Benghazi: The fundamental question that still hasn't been answered

The Benghazi Committee set out to investigate why four Americans died in Benghazi September 11, 2012, not to damage a presidential candidate. Rightly or wrongly, their credibility has been called into question, including by statements from fellow Republicans.

What I’ll be watching for on Thursday is not questions about Hillary Clinton’s emails; but the fundamental question:  What were the Americans doing in Benghazi in the first place?  Consulates and embassy annexes are where diplomats issue visas and find lost luggage, and that’s clearly not what former special forces Americans were doing.

Who was Ambassador Stevens supposed to meet in Benghazi, and who was responsible for his security?

Which Libyan militia groups were we partnering with and who vetted them?

The committee should focus on what happened in the weeks leading up to the Benghazi attack. They should ask why Ambassador Stevens’ repeated calls for more security were ignored.

For over a year there have been unconfirmed reports that the Benghazi was a gun running operation to take Qaddafi’s abandoned weapons and turn them over to Syrian rebels. Is this what the American contractors were doing – running guns?

Were we working with and arming Libyan rebels who turned out to be Al Qaeda-type terrorists?  If that’s true, then not only was this foolish, it was illegal.

Some have said that all of this is reminiscent of Watergate. And yes, Secretary Clinton worked House Judiciary Committee as a 27-year-old staff attorney during the Watergate investigation.  But these are echoes not of Watergate, as some have claimed, but of the Iran-Contra affair.

The committee should focus on what happened in the weeks leading up to the Benghazi attack.
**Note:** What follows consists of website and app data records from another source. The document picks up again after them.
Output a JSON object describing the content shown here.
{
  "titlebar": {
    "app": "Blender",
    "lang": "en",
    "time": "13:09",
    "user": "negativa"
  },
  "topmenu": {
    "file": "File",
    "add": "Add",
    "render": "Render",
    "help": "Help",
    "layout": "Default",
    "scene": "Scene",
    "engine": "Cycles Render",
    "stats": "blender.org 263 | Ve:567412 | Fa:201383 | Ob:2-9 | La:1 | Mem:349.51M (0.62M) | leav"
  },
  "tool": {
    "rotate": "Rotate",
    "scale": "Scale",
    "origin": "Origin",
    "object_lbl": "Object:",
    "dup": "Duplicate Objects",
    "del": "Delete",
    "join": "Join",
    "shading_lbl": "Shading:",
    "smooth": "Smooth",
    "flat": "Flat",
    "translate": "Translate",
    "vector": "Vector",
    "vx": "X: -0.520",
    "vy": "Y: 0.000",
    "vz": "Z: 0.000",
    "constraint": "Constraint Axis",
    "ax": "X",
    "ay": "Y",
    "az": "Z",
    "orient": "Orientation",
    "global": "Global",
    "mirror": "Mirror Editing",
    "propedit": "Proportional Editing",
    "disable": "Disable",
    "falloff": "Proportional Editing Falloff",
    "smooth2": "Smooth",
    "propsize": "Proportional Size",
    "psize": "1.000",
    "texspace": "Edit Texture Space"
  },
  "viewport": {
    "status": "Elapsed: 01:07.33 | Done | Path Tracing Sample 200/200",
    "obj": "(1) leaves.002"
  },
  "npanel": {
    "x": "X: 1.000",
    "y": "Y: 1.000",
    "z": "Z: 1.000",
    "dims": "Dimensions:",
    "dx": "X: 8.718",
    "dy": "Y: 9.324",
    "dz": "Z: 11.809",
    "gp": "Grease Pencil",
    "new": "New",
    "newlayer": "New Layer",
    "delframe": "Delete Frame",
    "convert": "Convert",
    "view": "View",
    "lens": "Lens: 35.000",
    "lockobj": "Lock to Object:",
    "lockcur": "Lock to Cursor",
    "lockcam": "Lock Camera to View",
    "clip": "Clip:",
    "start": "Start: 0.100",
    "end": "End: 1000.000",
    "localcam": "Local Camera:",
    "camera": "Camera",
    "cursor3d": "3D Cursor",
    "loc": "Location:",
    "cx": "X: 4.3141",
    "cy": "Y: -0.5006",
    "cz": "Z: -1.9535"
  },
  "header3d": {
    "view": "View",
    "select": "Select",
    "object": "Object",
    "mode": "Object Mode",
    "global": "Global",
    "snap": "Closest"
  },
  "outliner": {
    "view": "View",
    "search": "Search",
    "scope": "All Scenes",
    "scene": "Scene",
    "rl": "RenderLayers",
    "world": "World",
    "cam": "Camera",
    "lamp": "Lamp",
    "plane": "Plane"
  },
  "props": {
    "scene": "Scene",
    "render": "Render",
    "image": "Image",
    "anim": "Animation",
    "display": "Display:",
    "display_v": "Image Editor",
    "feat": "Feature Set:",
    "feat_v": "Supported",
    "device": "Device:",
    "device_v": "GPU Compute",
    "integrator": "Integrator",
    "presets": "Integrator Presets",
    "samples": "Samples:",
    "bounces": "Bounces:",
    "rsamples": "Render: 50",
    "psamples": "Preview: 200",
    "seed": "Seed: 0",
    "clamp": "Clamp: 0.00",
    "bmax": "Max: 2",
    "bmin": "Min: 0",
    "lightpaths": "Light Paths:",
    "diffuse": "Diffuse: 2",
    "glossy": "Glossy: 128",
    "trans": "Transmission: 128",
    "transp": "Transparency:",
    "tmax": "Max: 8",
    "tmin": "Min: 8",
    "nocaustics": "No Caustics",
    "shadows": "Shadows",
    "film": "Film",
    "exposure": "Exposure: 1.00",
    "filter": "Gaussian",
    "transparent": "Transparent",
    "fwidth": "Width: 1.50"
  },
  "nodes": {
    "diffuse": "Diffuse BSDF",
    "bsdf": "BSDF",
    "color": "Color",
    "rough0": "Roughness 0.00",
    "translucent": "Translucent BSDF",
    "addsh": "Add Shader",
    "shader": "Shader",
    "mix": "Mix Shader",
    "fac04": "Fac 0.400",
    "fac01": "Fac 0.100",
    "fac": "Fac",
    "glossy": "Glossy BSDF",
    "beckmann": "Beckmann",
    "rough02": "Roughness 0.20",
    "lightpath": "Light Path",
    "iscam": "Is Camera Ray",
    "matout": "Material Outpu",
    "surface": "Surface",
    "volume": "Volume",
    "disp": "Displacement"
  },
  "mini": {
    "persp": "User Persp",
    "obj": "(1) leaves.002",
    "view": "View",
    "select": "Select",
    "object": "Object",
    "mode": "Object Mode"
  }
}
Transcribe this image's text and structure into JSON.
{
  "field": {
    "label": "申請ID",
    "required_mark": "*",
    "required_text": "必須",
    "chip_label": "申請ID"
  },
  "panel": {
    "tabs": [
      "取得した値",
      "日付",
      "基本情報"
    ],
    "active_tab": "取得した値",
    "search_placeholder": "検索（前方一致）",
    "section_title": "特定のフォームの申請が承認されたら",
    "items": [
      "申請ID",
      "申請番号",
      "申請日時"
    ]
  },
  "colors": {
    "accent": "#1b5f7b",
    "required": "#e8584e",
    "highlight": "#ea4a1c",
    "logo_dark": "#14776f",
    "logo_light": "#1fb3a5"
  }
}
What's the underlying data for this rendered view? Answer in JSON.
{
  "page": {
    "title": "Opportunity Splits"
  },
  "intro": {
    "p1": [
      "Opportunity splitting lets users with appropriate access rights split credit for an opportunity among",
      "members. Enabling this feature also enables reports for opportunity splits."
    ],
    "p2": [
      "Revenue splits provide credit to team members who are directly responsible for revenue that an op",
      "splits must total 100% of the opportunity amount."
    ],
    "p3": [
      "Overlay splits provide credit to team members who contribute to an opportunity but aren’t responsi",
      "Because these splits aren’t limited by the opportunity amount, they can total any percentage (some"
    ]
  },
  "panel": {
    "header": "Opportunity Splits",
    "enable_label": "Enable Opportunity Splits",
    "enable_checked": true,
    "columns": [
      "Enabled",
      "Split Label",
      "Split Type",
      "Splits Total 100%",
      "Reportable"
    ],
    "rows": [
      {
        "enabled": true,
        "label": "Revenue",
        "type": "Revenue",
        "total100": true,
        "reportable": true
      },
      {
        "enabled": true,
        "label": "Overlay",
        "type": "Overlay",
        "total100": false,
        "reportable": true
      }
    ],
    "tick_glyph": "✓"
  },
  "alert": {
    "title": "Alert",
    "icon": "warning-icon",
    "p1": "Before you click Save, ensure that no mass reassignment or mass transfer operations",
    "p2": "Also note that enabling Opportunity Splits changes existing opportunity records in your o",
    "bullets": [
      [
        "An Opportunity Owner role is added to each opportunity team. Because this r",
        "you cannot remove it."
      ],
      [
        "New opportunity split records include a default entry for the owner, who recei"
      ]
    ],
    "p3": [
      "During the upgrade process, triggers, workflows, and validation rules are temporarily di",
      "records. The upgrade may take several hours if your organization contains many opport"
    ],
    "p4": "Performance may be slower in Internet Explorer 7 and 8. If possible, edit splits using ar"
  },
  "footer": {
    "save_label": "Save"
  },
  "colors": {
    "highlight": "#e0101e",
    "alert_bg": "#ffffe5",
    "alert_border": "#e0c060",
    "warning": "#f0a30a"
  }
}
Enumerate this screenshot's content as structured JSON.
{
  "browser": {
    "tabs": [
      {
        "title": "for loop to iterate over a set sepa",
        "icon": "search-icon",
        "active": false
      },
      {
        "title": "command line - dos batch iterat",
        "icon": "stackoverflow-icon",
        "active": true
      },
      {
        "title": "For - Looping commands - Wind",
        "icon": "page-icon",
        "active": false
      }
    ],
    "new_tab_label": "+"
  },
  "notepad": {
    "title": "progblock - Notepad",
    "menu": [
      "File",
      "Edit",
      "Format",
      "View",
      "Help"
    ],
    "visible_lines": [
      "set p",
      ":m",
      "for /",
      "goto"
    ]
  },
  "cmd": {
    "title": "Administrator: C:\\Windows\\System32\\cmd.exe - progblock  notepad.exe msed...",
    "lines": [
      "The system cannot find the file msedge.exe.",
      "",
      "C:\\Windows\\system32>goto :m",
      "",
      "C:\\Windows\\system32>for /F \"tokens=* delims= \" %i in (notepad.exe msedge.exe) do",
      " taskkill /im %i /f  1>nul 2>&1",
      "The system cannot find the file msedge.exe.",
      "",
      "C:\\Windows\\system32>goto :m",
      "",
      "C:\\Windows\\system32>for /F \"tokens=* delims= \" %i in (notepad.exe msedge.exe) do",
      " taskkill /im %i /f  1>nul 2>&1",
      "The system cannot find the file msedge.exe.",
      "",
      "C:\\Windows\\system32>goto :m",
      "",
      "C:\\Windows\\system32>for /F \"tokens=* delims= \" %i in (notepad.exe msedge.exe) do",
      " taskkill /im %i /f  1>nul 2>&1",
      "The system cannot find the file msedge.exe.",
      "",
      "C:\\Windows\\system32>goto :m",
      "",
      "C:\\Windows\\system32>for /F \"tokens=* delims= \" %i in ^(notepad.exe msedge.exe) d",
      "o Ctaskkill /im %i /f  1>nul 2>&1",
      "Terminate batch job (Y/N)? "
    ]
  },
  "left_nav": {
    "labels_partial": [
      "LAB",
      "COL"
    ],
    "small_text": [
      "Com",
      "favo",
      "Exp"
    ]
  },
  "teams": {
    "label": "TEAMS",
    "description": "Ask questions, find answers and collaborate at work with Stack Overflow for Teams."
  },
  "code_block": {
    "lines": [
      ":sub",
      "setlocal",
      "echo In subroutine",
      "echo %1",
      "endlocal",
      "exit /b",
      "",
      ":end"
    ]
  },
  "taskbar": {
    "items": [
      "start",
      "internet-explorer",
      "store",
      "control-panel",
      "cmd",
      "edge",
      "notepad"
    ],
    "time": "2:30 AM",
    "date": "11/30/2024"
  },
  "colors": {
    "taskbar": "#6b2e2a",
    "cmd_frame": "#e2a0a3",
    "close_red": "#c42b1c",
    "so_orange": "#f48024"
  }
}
They should ask why Ambassador Stevens’ repeated calls for more security were ignored.

They should question why there was no rescue mission mounted while our men were under attack.

And, yes, they should ask who decided to lie about the events on September 11, 2012 being a planned terrorist attack and instead of using the lame excuse that they were the result of a YouTube video sparking a demonstration that got out of hand.

These questions have all been asked before but they have never answered.

Now, fast forward to October 22, 2015, the committee has new evidence, including Ambassador Stevens’ own emails. This time it will be difficult for any witness to keep dodging the questions.

Finally, and perhaps the most fundamental question of all – was the fiasco of the Libyan war another example of the Obama administration’s love affair with moderately radical Islamists? Has the Obama administration been willfully blind -- from the start -- to the dangers posed by all radical Islamists in Libya, in Egypt, in Syria, in Iraq, in Iran?

There is an overwhelming temptation for any politician in today’s Washington to be partisan.  But it was the same forty years ago during the Watergate scandal.

I know because I was there, working for Richard Nixon and Henry Kissinger as a young aide in the West Wing.  It was a dark time not just for the Nixon team, but for the country.

The nation’s business was put on hold for well over a year while we investigated the president and his closest associates.

In the end, the system worked. Nixon resigned, a new president was sworn in and the rift was healed. It was due in no small part to the integrity of the Watergate Committee members – both Republican and Democrat.

Most of them were able to rise above politics and serve the nation’s business. A few, however, learned a different lesson – not the lesson that no one is above the law, but as long as you don’t get caught…

Was Secretary Clinton trying to hide something with her private email system? Perhaps. But that’s for the FBI to decide, not the House Republicans.